Conquest, Colonial Education and Cultural Uprootedness in Africa — the Role of Education for Hunhu/Ubuntu in de-rooting the African in Zimbabwe
MetadataShow full item record
There is disagreement between colonial and post-colonial Africanist historiography over the impact ofcolonial education on the indigenes of Africa. Theformer maintain that colonial education benefited the Africans tremendously as it brought them (the Africans) civilization and enlightenment (Temu & Swai;1981, Majeke, 1986). However, the latter are not quite agreeable to this position as they argue that colonial education had more negative effects than positive effects. Notwithstanding the benefits of Western education to the Africans it had the major negative effect on the Africans of culturally uprooting the Africans from their autochthonous culture consciously or otherwise, into a foreign and alien Western culture.. The argument of this paper is that colonial education was and is still instrumental in culturally uprooting the African from his\her indigenous culture into a foreign Western culture. Cognisant of the' preceding, this paper intends to examine the role of colonial education in this regard and in the same spirit is proposing a type of education, namely education for hunhu\ubuntu; (Makuvaza,1996) as the modus vivendi in efforts to de-root the African. Education is being singled out for this purpose precisely because if education was instrumental in culturally uprooting the African, it too must be instrumental in de-rooting the African.
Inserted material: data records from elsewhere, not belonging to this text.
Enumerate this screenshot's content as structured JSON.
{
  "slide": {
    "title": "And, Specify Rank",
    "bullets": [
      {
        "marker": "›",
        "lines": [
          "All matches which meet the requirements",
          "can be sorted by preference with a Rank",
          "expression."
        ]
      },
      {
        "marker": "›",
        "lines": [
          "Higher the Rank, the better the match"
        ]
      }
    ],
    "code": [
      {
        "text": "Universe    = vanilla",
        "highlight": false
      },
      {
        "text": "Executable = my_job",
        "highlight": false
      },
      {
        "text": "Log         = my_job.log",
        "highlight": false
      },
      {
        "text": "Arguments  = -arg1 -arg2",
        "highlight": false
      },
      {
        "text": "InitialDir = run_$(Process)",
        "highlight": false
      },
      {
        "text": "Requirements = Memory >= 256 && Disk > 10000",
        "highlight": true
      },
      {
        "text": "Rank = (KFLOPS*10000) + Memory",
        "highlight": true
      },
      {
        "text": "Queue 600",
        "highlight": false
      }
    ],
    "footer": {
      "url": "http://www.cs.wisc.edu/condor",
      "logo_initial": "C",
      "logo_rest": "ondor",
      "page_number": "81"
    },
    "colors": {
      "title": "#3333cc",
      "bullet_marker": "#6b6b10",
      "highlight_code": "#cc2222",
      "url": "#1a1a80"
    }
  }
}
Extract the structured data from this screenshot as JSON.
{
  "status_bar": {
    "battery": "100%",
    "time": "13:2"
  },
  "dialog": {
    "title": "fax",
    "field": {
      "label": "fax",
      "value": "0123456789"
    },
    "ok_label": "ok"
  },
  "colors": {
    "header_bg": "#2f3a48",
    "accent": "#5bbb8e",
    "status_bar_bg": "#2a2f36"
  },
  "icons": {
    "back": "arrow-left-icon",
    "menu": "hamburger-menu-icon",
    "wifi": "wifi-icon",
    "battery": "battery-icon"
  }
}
This paper is an effort toward contributing to the debate on cultural uprootedness in Africa and Zimbabwe in particular and possible ways of containing it.